Acupuncture and dry needling

What practitioners of acupuncture and dry needling do

The traditional model of acupuncture is based in the Chinese philosophy that health and disease may be related to energy systems in the human body, called meridians.

This theory is yet to be substantiated by scientific evidence; yet its popularity prevails.

The ancient concept of acupuncture is focussed on imbalance in the body systems and the release of blockages in the meridians, with the modern medical approach largely ignoring these ancient beliefs in favour of stimulation of the immune and neurological systems to promote healing.

New studies are constantly being undertaken to investigate the traditional meridian acupuncture approach, with little evidence existing to support its routine use for treating common medical problems. The evidence that does exist shows that it is of some use in certain areas, mainly musculoskeletal medicine, and that is how it is used at Allied Therapies.

Doctor uses needles for treatment of the patient

Dry needling

Dry needling uses acupuncture needles to release trigger points in muscles, which is what makes it different to acupuncture. The concept is based on the work of Travell & Symmonds , who routinely studied the behaviour of muscles throughout the human body.

There are some common pain referral patterns that can indicate which muscles may be a source of pain in the human body. The treatment approach aims to de-activate the most active trigger points within these pathological muscles, meaning any muscle in the human body may be treated with the dry needling approach.

Mechanically, the acupuncture needle enters the trigger point and disrupts its contractile behaviour.

There is no actual medicine associated with the needle: it is just sterilized stainless steel. Since muscles operate via neuro-electrical impulses, the use of electrical stimulation can also alter this spontaneous electrical activity behaviour. In layman’s terms: the knot in the muscle is released.

Sometimes, the point is felt to release on first entering the needle into the muscle. However, the trigger point often needs to be invaded several times before sufficient release is achieved. This process can be painful for the patient, which is why we are careful to use this approach sparingly, and we always respect patients’ concerns if they do not want to try it.

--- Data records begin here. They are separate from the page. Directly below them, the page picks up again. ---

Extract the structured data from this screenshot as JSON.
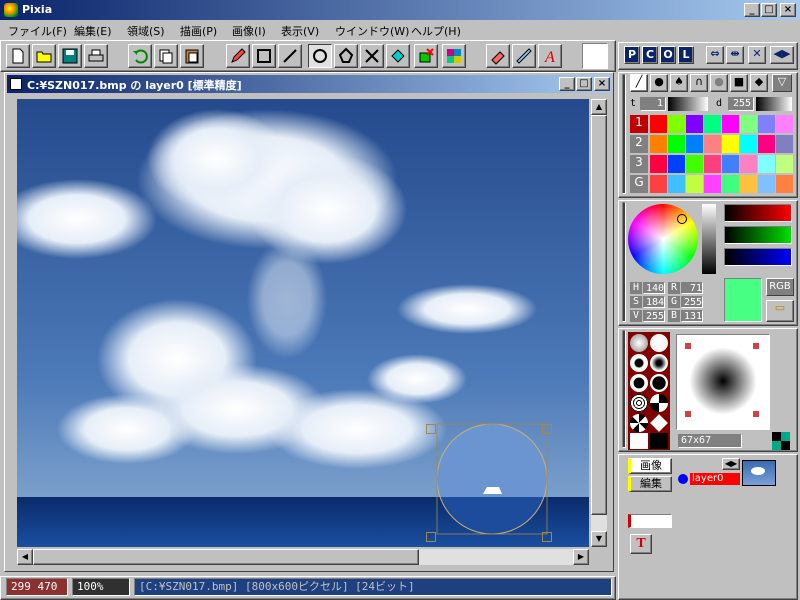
{
  "app": {
    "title": "Pixia",
    "window_buttons": [
      "_",
      "□",
      "×"
    ]
  },
  "menu": [
    "ファイル(F)",
    "編集(E)",
    "領域(S)",
    "描画(P)",
    "画像(I)",
    "表示(V)",
    "ウインドウ(W)",
    "ヘルプ(H)"
  ],
  "toolbar_icons": [
    "new-icon",
    "open-icon",
    "save-icon",
    "print-icon",
    "undo-icon",
    "copy-icon",
    "paste-icon",
    "pen-icon",
    "rect-icon",
    "line-icon",
    "circle-icon",
    "lasso-icon",
    "cross-icon",
    "fill-icon",
    "eraser-icon",
    "mosaic-icon",
    "stamp-icon",
    "ruler-icon",
    "text-icon"
  ],
  "image_window": {
    "title": "C:¥SZN017.bmp の layer0 [標準精度]"
  },
  "mode_buttons": [
    "P",
    "C",
    "O",
    "L"
  ],
  "status": {
    "coords": "299 470",
    "zoom": "100%",
    "info": "[C:¥SZN017.bmp] [800x600ピクセル] [24ビット]"
  },
  "palette": {
    "t_label": "t",
    "t_value": "1",
    "d_label": "d",
    "d_value": "255",
    "rows": [
      "1",
      "2",
      "3",
      "G"
    ],
    "colors": [
      [
        "#ff0000",
        "#80ff00",
        "#8000ff",
        "#00ff80",
        "#ff00ff",
        "#80ff80",
        "#8080ff",
        "#ff80ff"
      ],
      [
        "#ff8000",
        "#00ff00",
        "#0080ff",
        "#ff8080",
        "#ffff00",
        "#00ffff",
        "#ff0080",
        "#8080c0"
      ],
      [
        "#ff0040",
        "#0040ff",
        "#40ff00",
        "#ff4080",
        "#4080ff",
        "#ff80c0",
        "#80ffff",
        "#c0ff80"
      ],
      [
        "#ff4040",
        "#40c0ff",
        "#c0ff40",
        "#ff40ff",
        "#40ff80",
        "#ffc040",
        "#80c0ff",
        "#ff8040"
      ]
    ]
  },
  "color_picker": {
    "H": "140",
    "S": "184",
    "V": "255",
    "R": "71",
    "G": "255",
    "B": "131",
    "current": "#47ff83",
    "mode": "RGB"
  },
  "brush": {
    "size": "67x67"
  },
  "layers": {
    "tab_image": "画像",
    "tab_edit": "編集",
    "layer_name": "layer0"
  }
}
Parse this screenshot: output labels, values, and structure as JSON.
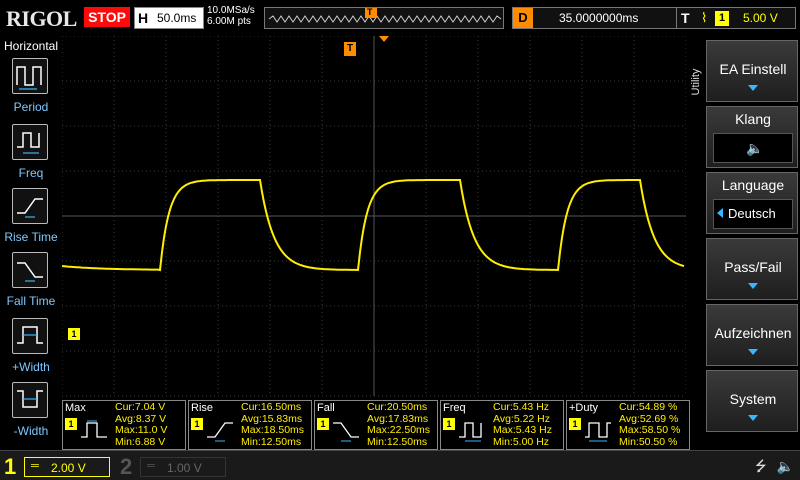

Beautiful young woman with eyes closed receiving Acupuncture therapy

What practitioners of acupuncture and dry needling treat


The ancient view of acupuncture is that the energy systems of the body can become blocked, which is related to disease. The idea is that appropriately placed acupuncture needles can release these blockages and heal the body.

However, the scientific studies to date do not really support this, so we don’t really promote acupuncture as a primary treatment over contemporary medical interventions for most common illnesses.

Primarily, acupuncture is used in conjunction with dry needling to target musculoskeletal complaints, and the principle of releasing tight muscles is the main focus of treatment, including:

Shoulder impingement syndromes



Neck pain


Dry needling

The dry needling approach is most effective in conditions that involve persistent tight muscle activity. This treatment is often used in conjunction with osteopathy & acupuncture, as the needling itself can be unpleasant for the un-initiated.

The same basic acupuncture needles are used for this procedure, and they are used directly in the offending tight areas, which disturbs the contractile state of the muscle by inducing a local ‘twitch’  response.  This can then reduce the overall tightness of the muscle.  So it’s a great technique to use as an adjunct to massage.

The more common problems treated with dry needling include:

Back pain

Epicondylalgia (tennis elbow & golfer’s elbow)

Hip pain associated with osteoarthritis


Muscle strains in sport